### Input

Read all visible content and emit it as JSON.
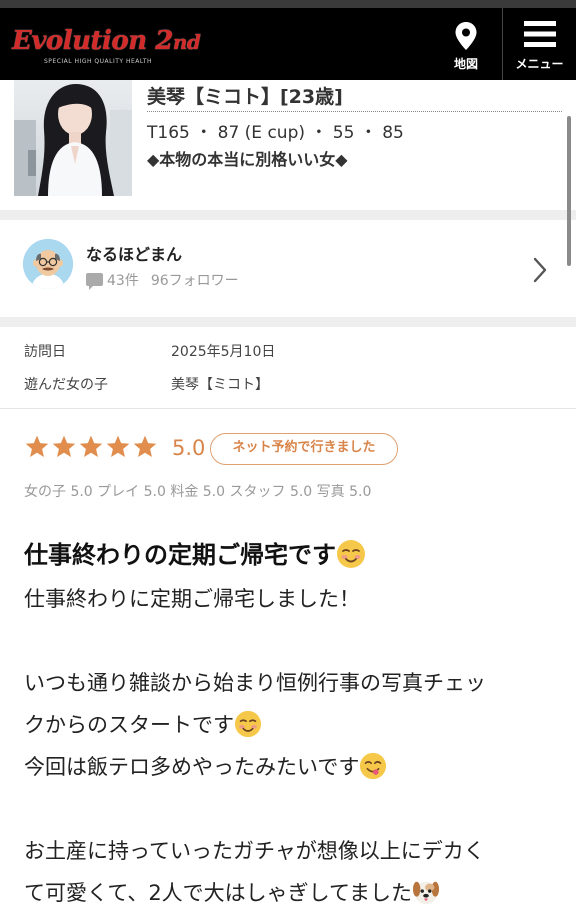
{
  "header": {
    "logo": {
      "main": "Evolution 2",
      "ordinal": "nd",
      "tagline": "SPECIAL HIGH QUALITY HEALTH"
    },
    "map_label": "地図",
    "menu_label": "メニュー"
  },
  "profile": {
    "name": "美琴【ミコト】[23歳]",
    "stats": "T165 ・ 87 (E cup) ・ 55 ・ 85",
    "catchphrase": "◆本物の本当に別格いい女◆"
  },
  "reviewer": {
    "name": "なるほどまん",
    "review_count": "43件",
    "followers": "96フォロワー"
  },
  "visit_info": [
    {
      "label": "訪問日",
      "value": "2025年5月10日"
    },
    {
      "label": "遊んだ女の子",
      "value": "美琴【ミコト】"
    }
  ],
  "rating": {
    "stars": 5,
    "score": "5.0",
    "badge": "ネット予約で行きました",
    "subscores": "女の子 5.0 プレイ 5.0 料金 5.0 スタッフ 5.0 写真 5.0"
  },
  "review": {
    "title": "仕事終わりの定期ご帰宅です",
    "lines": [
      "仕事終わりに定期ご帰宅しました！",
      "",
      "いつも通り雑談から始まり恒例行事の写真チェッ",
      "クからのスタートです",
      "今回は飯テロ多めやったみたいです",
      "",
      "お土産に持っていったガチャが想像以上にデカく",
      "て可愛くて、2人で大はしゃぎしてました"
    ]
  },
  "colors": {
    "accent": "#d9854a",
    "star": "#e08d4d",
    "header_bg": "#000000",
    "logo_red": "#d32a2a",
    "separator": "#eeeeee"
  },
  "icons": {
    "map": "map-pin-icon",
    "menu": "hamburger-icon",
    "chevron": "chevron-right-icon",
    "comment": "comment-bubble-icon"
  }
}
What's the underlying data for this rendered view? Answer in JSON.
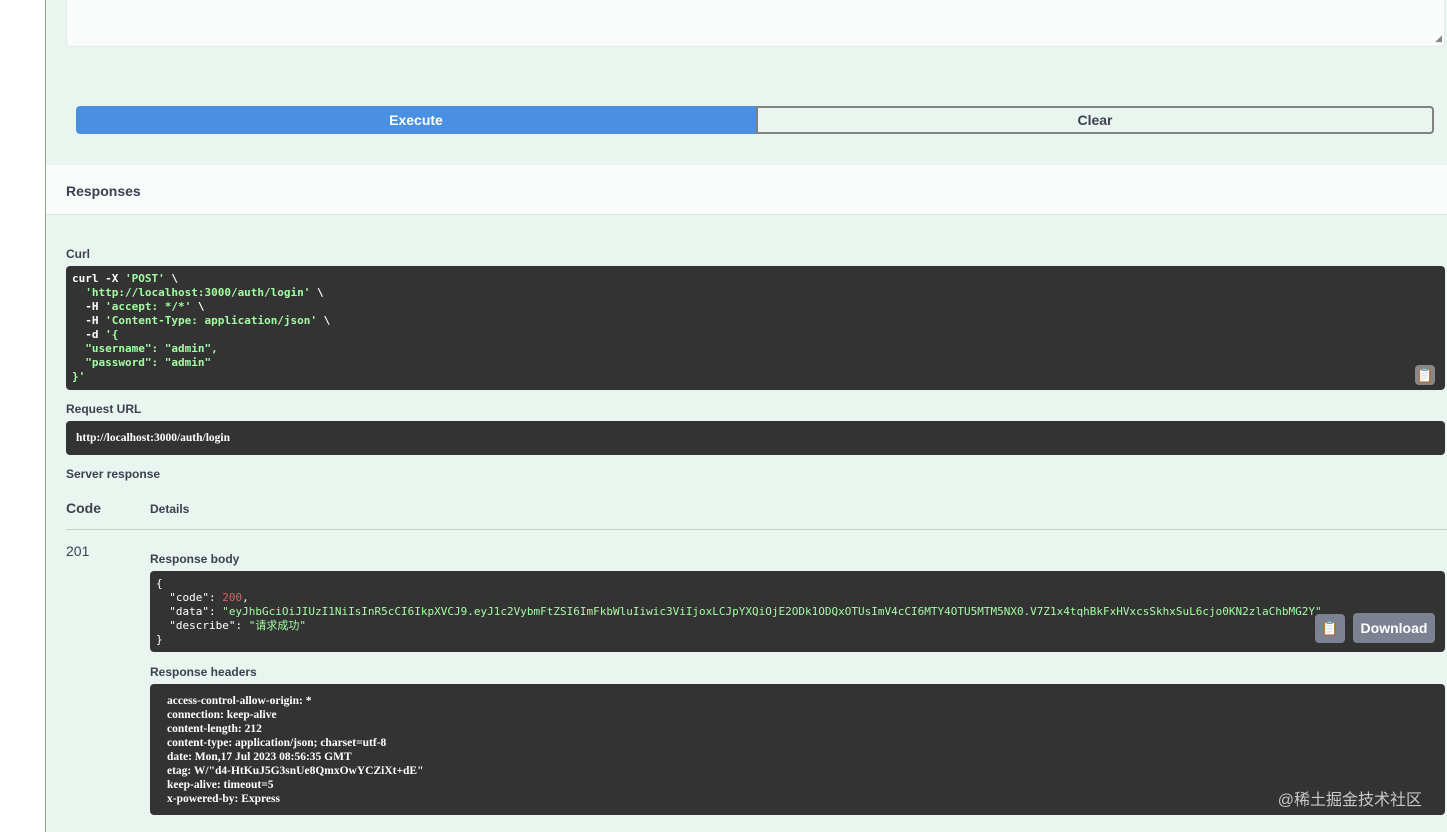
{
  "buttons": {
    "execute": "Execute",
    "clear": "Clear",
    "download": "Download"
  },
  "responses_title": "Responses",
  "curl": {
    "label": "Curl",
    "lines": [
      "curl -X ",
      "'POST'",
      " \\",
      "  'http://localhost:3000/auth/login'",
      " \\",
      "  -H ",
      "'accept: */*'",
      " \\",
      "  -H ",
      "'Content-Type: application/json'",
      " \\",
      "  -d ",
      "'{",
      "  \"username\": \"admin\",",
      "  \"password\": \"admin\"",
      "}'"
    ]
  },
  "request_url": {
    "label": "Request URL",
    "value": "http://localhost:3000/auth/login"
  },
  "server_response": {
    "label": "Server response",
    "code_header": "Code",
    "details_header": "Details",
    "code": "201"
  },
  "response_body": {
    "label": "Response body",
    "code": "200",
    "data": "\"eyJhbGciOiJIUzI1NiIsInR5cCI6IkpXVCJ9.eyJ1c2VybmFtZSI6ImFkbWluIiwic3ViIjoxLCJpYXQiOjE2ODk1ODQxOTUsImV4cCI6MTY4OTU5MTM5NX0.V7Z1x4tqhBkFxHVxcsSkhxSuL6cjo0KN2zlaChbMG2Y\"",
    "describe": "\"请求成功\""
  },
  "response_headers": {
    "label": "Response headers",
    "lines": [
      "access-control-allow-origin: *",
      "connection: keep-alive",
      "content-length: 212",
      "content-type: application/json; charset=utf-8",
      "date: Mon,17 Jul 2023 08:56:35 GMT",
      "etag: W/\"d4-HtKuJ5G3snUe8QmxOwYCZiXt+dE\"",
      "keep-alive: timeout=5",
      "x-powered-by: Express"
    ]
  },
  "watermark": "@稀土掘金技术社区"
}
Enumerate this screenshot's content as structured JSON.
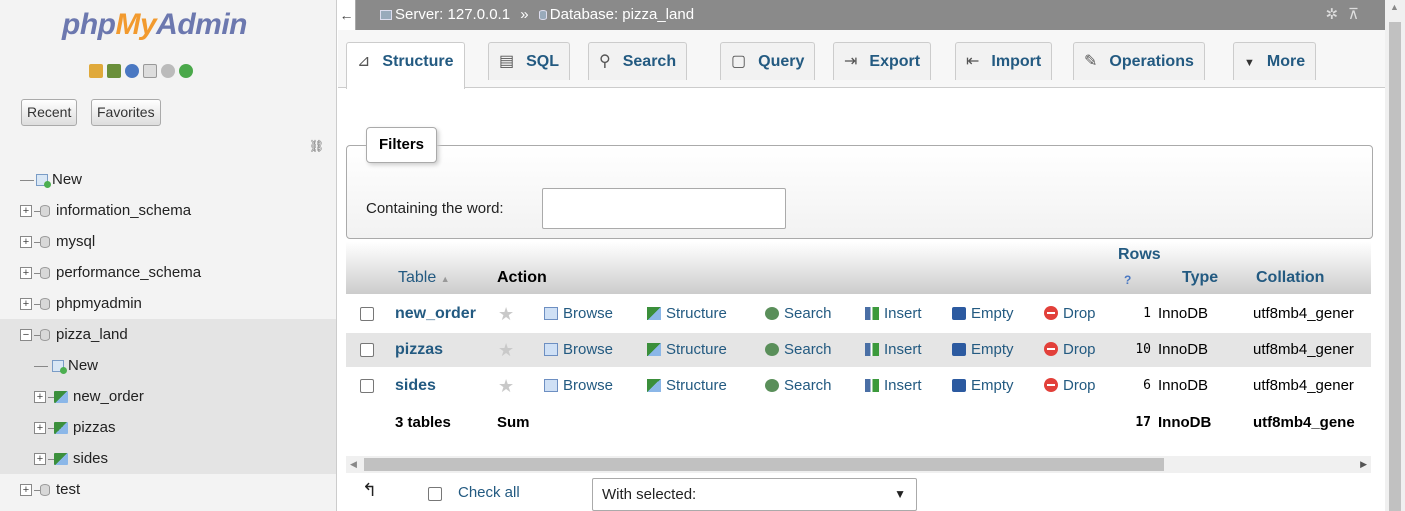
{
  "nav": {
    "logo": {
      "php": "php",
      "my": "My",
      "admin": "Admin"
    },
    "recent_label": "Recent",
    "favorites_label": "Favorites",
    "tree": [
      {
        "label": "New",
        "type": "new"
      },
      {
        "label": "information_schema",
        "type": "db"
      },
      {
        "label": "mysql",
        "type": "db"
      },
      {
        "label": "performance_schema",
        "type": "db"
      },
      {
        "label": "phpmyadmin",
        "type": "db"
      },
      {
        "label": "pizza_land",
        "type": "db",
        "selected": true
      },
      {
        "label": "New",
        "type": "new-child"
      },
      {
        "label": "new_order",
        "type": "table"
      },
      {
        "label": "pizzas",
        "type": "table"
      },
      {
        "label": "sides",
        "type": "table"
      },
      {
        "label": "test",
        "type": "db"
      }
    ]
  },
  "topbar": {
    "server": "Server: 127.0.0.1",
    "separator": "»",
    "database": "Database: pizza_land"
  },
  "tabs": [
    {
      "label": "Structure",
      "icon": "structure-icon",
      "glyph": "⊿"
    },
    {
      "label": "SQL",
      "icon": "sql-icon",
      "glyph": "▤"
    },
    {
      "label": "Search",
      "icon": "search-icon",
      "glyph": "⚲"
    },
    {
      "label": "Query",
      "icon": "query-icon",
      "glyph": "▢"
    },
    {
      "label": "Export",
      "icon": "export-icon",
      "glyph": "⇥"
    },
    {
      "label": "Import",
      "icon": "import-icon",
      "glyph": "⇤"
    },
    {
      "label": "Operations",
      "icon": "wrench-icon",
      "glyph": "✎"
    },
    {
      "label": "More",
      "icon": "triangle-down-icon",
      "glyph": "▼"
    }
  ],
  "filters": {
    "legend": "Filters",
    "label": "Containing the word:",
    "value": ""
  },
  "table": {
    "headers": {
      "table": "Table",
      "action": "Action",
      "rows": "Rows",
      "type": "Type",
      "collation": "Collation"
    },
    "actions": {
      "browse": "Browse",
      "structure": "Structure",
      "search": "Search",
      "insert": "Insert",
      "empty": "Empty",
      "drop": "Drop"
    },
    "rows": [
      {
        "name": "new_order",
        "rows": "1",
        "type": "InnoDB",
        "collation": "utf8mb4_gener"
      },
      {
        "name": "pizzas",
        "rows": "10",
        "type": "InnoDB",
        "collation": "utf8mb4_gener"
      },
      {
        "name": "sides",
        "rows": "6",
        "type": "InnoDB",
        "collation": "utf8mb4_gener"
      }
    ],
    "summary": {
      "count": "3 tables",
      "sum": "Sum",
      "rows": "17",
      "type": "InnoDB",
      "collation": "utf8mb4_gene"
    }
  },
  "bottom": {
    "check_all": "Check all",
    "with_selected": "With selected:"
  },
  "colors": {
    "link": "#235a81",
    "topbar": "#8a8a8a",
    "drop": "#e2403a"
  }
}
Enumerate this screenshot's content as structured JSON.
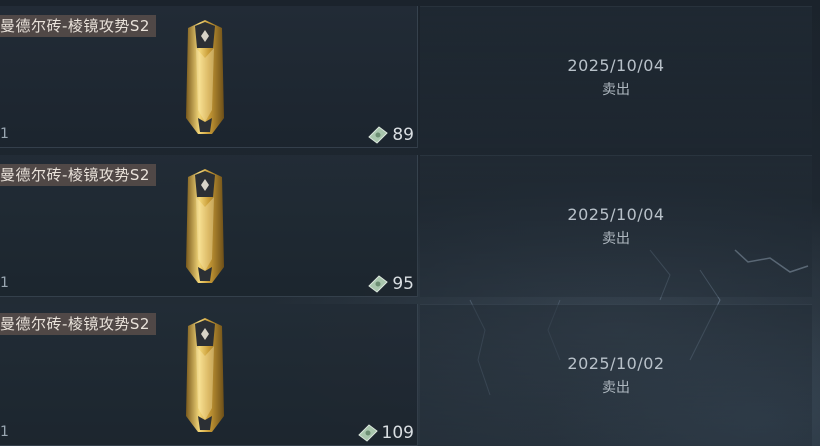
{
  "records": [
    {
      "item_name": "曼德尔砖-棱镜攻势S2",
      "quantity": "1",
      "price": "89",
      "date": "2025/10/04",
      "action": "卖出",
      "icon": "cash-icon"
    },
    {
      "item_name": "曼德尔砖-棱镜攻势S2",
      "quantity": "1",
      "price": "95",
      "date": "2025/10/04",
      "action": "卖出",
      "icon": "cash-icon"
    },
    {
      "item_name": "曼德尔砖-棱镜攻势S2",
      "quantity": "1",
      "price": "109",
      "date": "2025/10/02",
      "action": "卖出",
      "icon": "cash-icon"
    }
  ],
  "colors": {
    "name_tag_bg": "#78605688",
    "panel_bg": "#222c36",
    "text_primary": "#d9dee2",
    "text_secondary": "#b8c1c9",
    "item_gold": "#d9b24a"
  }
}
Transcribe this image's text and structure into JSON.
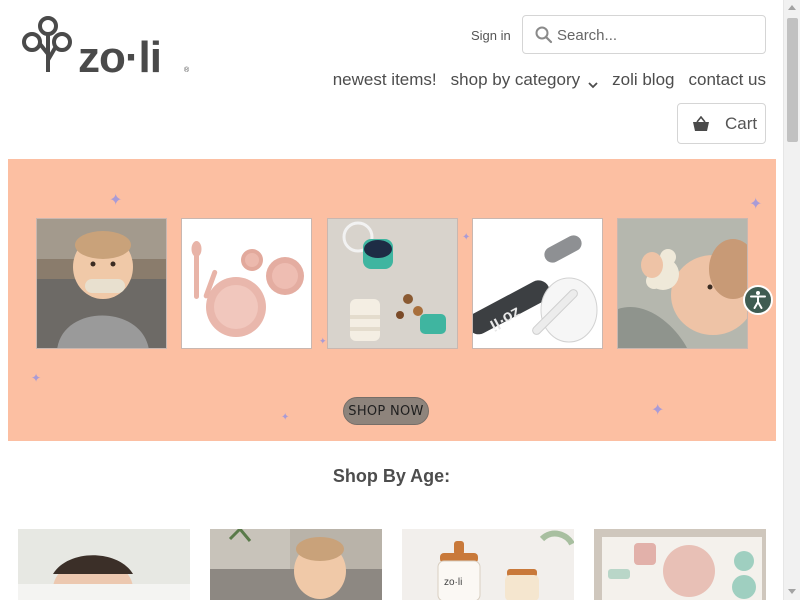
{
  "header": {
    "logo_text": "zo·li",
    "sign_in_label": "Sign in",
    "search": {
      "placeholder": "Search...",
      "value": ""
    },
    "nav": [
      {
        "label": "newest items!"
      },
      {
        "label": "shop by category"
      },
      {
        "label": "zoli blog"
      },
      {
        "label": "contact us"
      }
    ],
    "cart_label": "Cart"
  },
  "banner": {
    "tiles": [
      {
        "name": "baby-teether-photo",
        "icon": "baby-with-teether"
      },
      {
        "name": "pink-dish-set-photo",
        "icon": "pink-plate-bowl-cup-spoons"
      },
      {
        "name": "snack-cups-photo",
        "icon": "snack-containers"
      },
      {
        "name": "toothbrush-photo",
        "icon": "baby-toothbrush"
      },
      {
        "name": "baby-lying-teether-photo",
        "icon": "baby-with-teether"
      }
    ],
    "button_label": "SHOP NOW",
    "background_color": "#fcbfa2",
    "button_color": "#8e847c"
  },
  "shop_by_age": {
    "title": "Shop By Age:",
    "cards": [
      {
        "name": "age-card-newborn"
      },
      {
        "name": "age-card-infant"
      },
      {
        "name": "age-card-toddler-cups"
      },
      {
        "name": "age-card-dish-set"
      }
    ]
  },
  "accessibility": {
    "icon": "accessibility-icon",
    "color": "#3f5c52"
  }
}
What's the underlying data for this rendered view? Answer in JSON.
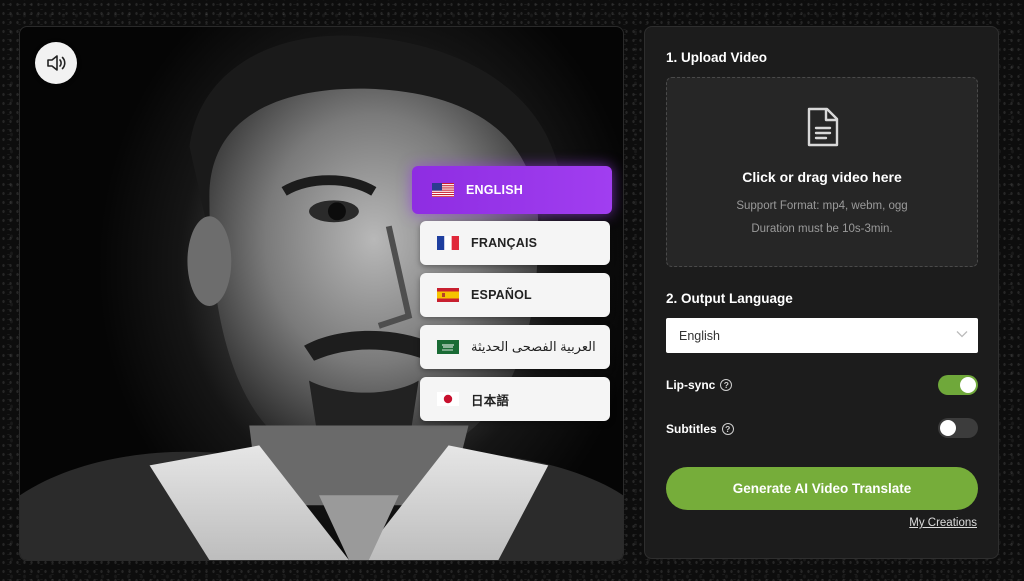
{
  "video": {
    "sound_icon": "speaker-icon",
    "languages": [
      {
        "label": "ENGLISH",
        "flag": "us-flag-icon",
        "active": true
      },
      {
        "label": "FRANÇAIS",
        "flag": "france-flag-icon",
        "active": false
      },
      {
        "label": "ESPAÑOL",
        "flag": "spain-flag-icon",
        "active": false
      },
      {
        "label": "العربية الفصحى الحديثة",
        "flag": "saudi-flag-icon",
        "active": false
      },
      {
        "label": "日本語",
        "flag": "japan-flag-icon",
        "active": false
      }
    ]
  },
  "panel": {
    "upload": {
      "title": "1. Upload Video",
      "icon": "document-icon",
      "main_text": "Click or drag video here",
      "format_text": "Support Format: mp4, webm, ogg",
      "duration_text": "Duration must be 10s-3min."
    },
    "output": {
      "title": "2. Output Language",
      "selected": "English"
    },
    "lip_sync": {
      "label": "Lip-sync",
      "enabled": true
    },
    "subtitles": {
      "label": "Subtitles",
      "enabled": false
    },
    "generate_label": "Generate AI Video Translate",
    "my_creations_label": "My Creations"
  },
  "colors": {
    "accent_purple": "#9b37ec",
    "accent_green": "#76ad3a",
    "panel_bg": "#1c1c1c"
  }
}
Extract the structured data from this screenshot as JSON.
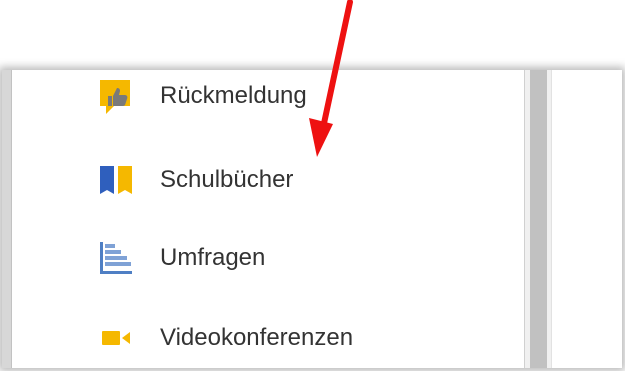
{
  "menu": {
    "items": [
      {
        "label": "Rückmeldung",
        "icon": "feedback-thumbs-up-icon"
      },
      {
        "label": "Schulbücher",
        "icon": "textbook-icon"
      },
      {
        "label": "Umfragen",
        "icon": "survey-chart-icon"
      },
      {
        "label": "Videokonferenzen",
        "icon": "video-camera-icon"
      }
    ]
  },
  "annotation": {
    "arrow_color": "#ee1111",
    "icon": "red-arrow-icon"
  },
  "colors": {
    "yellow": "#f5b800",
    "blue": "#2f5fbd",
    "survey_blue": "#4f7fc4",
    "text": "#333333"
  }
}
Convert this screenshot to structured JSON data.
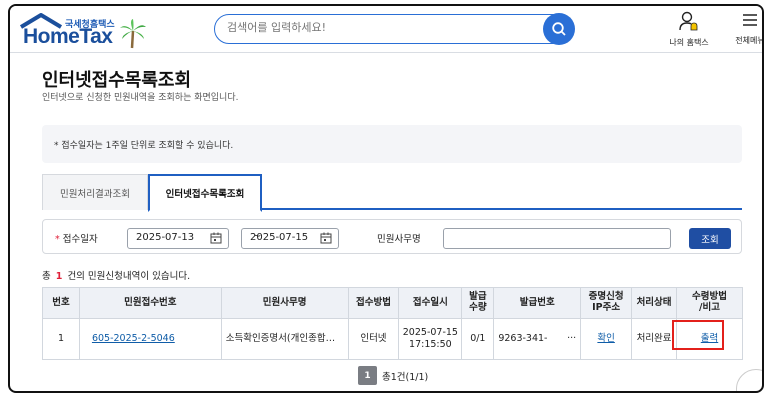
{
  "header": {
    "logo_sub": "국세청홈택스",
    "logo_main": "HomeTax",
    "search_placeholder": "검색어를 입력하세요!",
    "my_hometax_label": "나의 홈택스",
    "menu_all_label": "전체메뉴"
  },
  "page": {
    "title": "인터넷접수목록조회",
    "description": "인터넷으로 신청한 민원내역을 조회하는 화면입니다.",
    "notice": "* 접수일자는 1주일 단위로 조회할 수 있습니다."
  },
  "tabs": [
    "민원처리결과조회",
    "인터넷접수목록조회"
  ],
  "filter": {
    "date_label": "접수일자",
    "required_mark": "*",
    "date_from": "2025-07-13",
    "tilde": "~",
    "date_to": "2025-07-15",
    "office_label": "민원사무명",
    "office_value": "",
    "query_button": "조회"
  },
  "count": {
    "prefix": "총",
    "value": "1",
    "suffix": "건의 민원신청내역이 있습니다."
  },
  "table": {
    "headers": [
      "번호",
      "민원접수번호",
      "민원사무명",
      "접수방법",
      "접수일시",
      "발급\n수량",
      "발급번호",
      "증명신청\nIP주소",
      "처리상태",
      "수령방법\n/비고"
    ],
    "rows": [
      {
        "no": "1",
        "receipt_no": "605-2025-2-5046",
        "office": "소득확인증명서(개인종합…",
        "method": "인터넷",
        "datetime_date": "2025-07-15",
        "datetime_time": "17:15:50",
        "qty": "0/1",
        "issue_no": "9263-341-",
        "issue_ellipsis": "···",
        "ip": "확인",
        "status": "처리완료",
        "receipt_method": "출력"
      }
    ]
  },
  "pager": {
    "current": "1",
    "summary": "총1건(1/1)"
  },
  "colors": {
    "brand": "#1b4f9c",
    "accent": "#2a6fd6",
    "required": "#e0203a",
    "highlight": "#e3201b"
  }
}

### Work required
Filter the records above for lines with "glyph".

### Expected output
      "glyph": "⊿"
      "glyph": "▤"
      "glyph": "⚲"
      "glyph": "▢"
      "glyph": "⇥"
      "glyph": "⇤"
      "glyph": "✎"
      "glyph": "▼"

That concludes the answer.